- A REASON explains why the author believes the claim (or thinks it is true or valid). An argument may have one reason or multiple reasons to be strong.
- REASONING are statements that link evidence back to reasons or claims. Reasoning should clearly explain why the evidence is relevant.
The Writing Prompt & Claim
Argumentative writing is grounded in the concept of a claim. A strong claim lays the groundwork to state your reason and reasoning. A claim is an evidence-based statement in response to a debatable question.
Writing Prompt: Should local governments pass laws that focus on nutrition—like bans on trans fat in restaurants—to keep their residents safe?
CLAIM: Local governments should pass laws focused on nutrition.
Your reason is a logical statement that supports your claim. To come up with a reason, think about a general statement you would make if someone asked you why your claim was correct. If someone asks you why cities should ban trans fat, the most logical answer is that it will make people healthier.
REASON: These laws would keep residents healthy.
Reasoning always lays out how a piece of evidence—either a fact or an example from the text—supports your claim. Many students feel that it is redundant to include reasoning, but the goal of an argumentative essay is to persuade the reader to agree with your claim. If you just give evidence and reasons without reasoning, you give the reader the opportunity to interpret the evidence however he or she wants.
EVIDENCE (facts or data from a text): Trans fats are linked to heart disease and obesity.
REASONING: When residents eat fewer trans fats, they will become healthier.
Strategies to Try with Students:
- Collaborate to Find the Evidence (Editable Graphic Organizer for Students)

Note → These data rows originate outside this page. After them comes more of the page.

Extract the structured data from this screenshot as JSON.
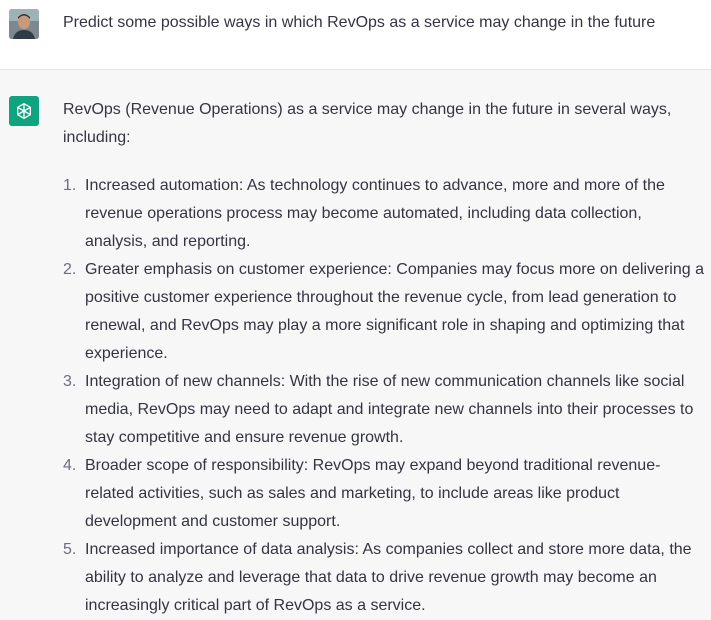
{
  "user": {
    "avatar_icon": "user-photo-avatar",
    "prompt": "Predict some possible ways in which RevOps as a service may change in the future"
  },
  "assistant": {
    "avatar_icon": "chatgpt-logo-icon",
    "accent": "#10a37f",
    "intro": "RevOps (Revenue Operations) as a service may change in the future in several ways, including:",
    "items": [
      {
        "num": "1.",
        "text": "Increased automation: As technology continues to advance, more and more of the revenue operations process may become automated, including data collection, analysis, and reporting."
      },
      {
        "num": "2.",
        "text": "Greater emphasis on customer experience: Companies may focus more on delivering a positive customer experience throughout the revenue cycle, from lead generation to renewal, and RevOps may play a more significant role in shaping and optimizing that experience."
      },
      {
        "num": "3.",
        "text": "Integration of new channels: With the rise of new communication channels like social media, RevOps may need to adapt and integrate new channels into their processes to stay competitive and ensure revenue growth."
      },
      {
        "num": "4.",
        "text": "Broader scope of responsibility: RevOps may expand beyond traditional revenue-related activities, such as sales and marketing, to include areas like product development and customer support."
      },
      {
        "num": "5.",
        "text": "Increased importance of data analysis: As companies collect and store more data, the ability to analyze and leverage that data to drive revenue growth may become an increasingly critical part of RevOps as a service."
      }
    ]
  }
}
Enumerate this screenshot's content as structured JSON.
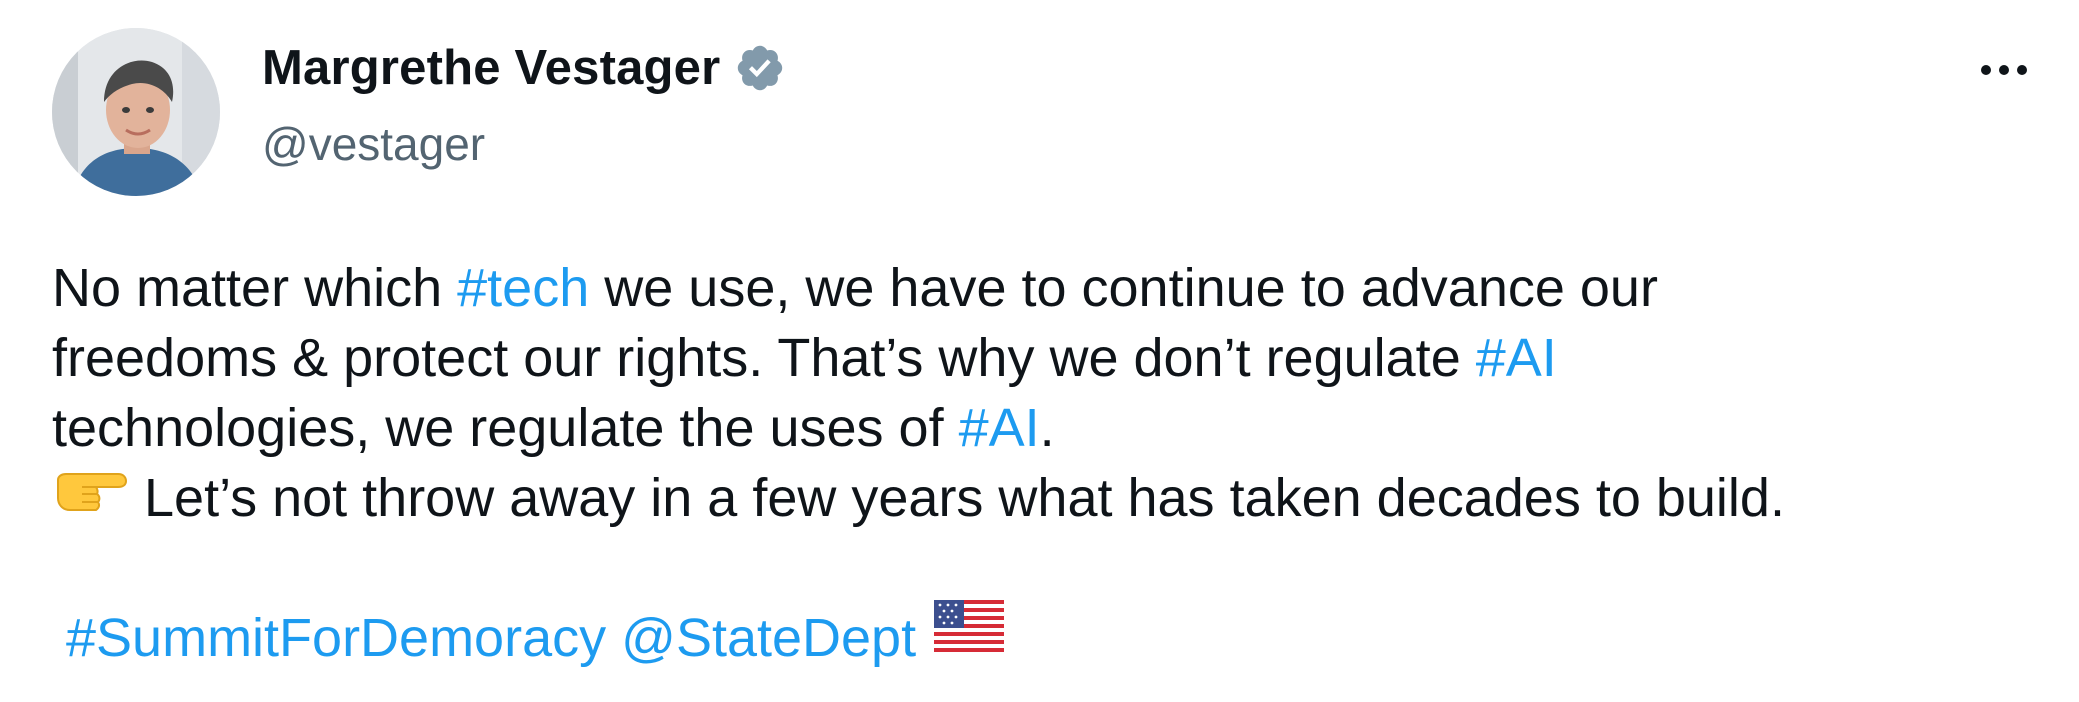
{
  "author": {
    "display_name": "Margrethe Vestager",
    "handle": "@vestager",
    "verified": true
  },
  "tweet": {
    "line1_pre": "No matter which ",
    "line1_tag": "#tech",
    "line1_post": " we use, we have to continue to advance our",
    "line2_pre": "freedoms & protect our rights. That’s why we don’t regulate ",
    "line2_tag": "#AI",
    "line3_pre": "technologies, we regulate the uses of ",
    "line3_tag": "#AI",
    "line3_post": ".",
    "line4_emoji": "backhand-index-pointing-right",
    "line4_text": "Let’s not throw away in a few years what has taken decades to build.",
    "hashtag_summit": "#SummitForDemoracy",
    "mention": "@StateDept",
    "flag_emoji": "us-flag"
  },
  "colors": {
    "link": "#1d9bf0",
    "text": "#0f1419",
    "secondary": "#536471",
    "verified_badge": "#829aab"
  },
  "icons": {
    "more": "more-horizontal-icon",
    "verified": "verified-badge-icon"
  }
}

- Students work in partners and then in small groups discuss the evidence they’re finding and the reasoning to support that evidence.
- Practice CERCA using Real-Life Examples with students.
- Exemplars - Have students highlight different parts of the CERCA framework, or just focus on reasoning. Ask: What makes strong reasoning?
- Leverage the Reason and Reasoning Graphic Organizer or the CERCA Sandwich Graphic Organizer when students begin their writing.